ACTIVITY » Would you reproduce the entries exactly, including every line?

==== MATERIAL FOR THIS EXERCISE

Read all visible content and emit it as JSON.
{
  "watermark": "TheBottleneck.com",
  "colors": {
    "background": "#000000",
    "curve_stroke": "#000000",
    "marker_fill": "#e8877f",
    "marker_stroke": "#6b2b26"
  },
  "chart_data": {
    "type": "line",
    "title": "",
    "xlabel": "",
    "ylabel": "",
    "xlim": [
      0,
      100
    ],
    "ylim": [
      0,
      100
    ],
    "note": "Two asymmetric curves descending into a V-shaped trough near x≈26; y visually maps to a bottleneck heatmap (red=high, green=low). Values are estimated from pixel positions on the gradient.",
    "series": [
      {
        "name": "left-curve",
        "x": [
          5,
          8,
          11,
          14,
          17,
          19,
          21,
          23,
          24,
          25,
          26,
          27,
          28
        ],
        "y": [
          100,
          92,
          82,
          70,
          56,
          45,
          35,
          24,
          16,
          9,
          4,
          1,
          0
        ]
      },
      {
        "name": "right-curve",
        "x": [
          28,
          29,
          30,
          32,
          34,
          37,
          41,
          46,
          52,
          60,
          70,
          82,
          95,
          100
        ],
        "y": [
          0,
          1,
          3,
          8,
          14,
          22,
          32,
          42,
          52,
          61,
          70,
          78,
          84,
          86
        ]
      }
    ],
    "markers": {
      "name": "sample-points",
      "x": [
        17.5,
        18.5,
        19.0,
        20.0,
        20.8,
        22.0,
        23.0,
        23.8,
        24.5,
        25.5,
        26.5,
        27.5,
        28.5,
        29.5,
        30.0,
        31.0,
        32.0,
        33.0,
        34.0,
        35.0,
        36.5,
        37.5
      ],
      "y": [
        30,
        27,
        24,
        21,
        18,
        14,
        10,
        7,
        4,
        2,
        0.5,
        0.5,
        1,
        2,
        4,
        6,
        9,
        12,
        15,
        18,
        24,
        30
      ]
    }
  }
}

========

OUTPUT OF THE TASK »
Read all visible content and emit it as JSON.
{
  "watermark": "TheBottleneck.com",
  "colors": {
    "background": "#000000",
    "curve_stroke": "#000000",
    "marker_fill": "#e8877f",
    "marker_stroke": "#6b2b26"
  },
  "chart_data": {
    "type": "line",
    "title": "",
    "xlabel": "",
    "ylabel": "",
    "xlim": [
      0,
      100
    ],
    "ylim": [
      0,
      100
    ],
    "note": "Two asymmetric curves descending into a V-shaped trough near x≈26; y visually maps to a bottleneck heatmap (red=high, green=low). Values are estimated from pixel positions on the gradient.",
    "series": [
      {
        "name": "left-curve",
        "x": [
          5,
          8,
          11,
          14,
          17,
          19,
          21,
          23,
          24,
          25,
          26,
          27,
          28
        ],
        "y": [
          100,
          92,
          82,
          70,
          56,
          45,
          35,
          24,
          16,
          9,
          4,
          1,
          0
        ]
      },
      {
        "name": "right-curve",
        "x": [
          28,
          29,
          30,
          32,
          34,
          37,
          41,
          46,
          52,
          60,
          70,
          82,
          95,
          100
        ],
        "y": [
          0,
          1,
          3,
          8,
          14,
          22,
          32,
          42,
          52,
          61,
          70,
          78,
          84,
          86
        ]
      }
    ],
    "markers": {
      "name": "sample-points",
      "x": [
        17.5,
        18.5,
        19.0,
        20.0,
        20.8,
        22.0,
        23.0,
        23.8,
        24.5,
        25.5,
        26.5,
        27.5,
        28.5,
        29.5,
        30.0,
        31.0,
        32.0,
        33.0,
        34.0,
        35.0,
        36.5,
        37.5
      ],
      "y": [
        30,
        27,
        24,
        21,
        18,
        14,
        10,
        7,
        4,
        2,
        0.5,
        0.5,
        1,
        2,
        4,
        6,
        9,
        12,
        15,
        18,
        24,
        30
      ]
    }
  }
}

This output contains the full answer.